David Warner is free to attempt to have his leadership ban overturned after the Cricket Australia (CA) board’s recommendations in a review of its code of conduct were rubber stamped on Monday.
The framework is now in place for the former Test vice-captain’s lifetime leadership ban – issued to him for his part in the ball-tampering scandal of 2018 – to be overturned if he can prove he is a reformed character.
For him to again qualify for leadership positions, the 36-year-old can now apply to be heard by a three-person independent commission, which will determine whether he has demonstrated genuine remorse and is capable of reform.
The panel will consider whether “exceptional circumstances” exist to justify modifying his sandpaper scandal sanction.
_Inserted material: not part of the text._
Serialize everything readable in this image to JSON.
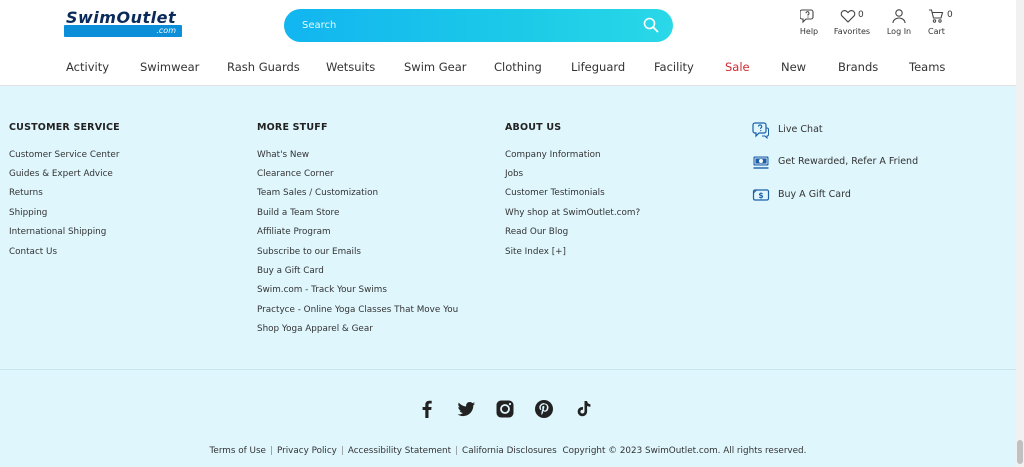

CA stressed that the hearing of any application is not an appeal, nor a review of the original sanction imposed.
If successful, Warner will move into contention for a leadership role at his Big Bash League team, Sydney Thunder, this summer.
The opening bat could also be considered as a stand-in captain for Australia’s one-day international side, skippered by Test captain Pat Cummins, and potentially for the T20 team in the near future, with current captain Aaron Finch considering his future.
CA said on Monday that the circumstances and considerations for any modification of long-term sanctions will include “whether the subject of the sanction has demonstrated genuine remorse; the subject’s conduct and behaviour since the imposition of the sanction; whether rehabilitation programs have been completed … and the length of time that has passed since the sanction was imposed and whether sufficient time has passed to allow for reform or rehabilitation”.
The code of conduct states this process “acknowledges that players and player support personnel are capable of genuine reform or rehabilitation and is intended to provide the player or player support personnel with an opportunity to resume their previously held positions or responsibilities in specific circumstances”.
Warner has made clear his desire to return to a leadership role and his push has the backing of the players’ union, as well as several teammates including Cummins and Finch.